Does your dog hate to potty in the rain?
This article is accurate and true to the best of the author’s knowledge. It is not meant to substitute for diagnosis, prognosis, treatment, prescription, or formal and individualized advice from a veterinary medical professional. Animals exhibiting signs and symptoms of distress should be seen by a veterinarian immediately.
Questions & Answers
Are there ways to get your dog to pee so they don't get wet in the rain?
There are several options to get a dog to pee so that they don't get wet. One is to take the dog under a covered area (carport, tent, gazebo, area tarps, although with this latter dogs may be frightened by its movement/noise) and another option is to use a large umbrella. Many small dog owners use indoor pee pads for dogs who are squeamish about peeing in wet or cold weather. Owners of male dogs may use belly bands. Some dog owners use raincoats.Helpful 20

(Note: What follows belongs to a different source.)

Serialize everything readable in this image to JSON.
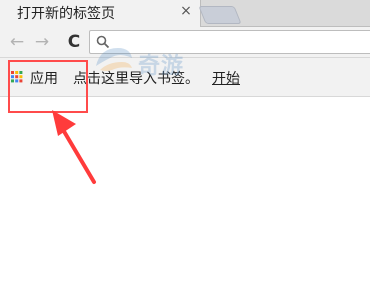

My dog hates to go potty in the rain and we're getting ready to have a hurricane to come through and I really don't won't to be out there either. How do I get him to use the bathroom if it's inside?
This is not easy, as your dog sounds like he's been used to going potty outside. You can help him by re-creating the surface he is used to going. For example, if outside he is used to going on grass, get a porch potty made with artificial turf, if he goes on gravel, try a litter filled with gravel. You can try to keep him in an indoor area by the door. Put a baby gate by the hallway by the door or an exercise pen, and place some pee pads closest to the door and food bowl/water bowl, dog bed the opposite side. Your dog may whine, bark in hopes of being let out to potty, but once the urge is too strong, he may just eliminate nearby the door. If you catch him going potty, praise and reward him as likely he'll feel uncomfortable about that. A well potty trained dog may struggle with this tough, and may hold it for long and often feels deeply confused about it.Helpful 7
Why are my dogs going potty in the house, even when it's not raining?
Dogs refusing to potty in the rain develop a tendency to go potty in the house for the simple fact that rain to these dogs is perceived as highly aversive. These dogs do not like the feeling of rain or are scared of storms, and therefore, will keep it for as long as they can. At some point, they no longer can hold it and will go potty in the house.Helpful 14
How do I get my dog to poop outside when it's raining? He peed out there just fine, but wouldn't poop!
Pooping can be a little more challenging, considering that dogs are often picky of where to poop and they may do better in holding their poop compared to their pee. It can help to walk your dog and let him sniff around. What helped me the most was training my dogs to pee and poop on command. https://pethelpful.com/dogs/How-to-Train-a-Dog-to-...Helpful 13
It's been raining all day and now it's 8:00 pm and my dog hasn't gone potty for 24 hours because of the constant heavy rain all day. What can I do to walk the dog despite the rain?
You can try walking your dog using a large umbrella or taking him to a covered area (like under a carport, pavilion) where hopefully he can relax a bit, sniff around and do his business. Make sure to praise your dog lavishly and give him a treat when he goes. I have been there when my dogs were puppies they hated to potty in the rain and I didn't want them to go to bed on a full bladder, so I had to spend hours outside in hopes of them going. They always went eventually and when they went we threw a party so to leave a positive impact on them.Helpful 13
© 2008 Adrienne Farricelli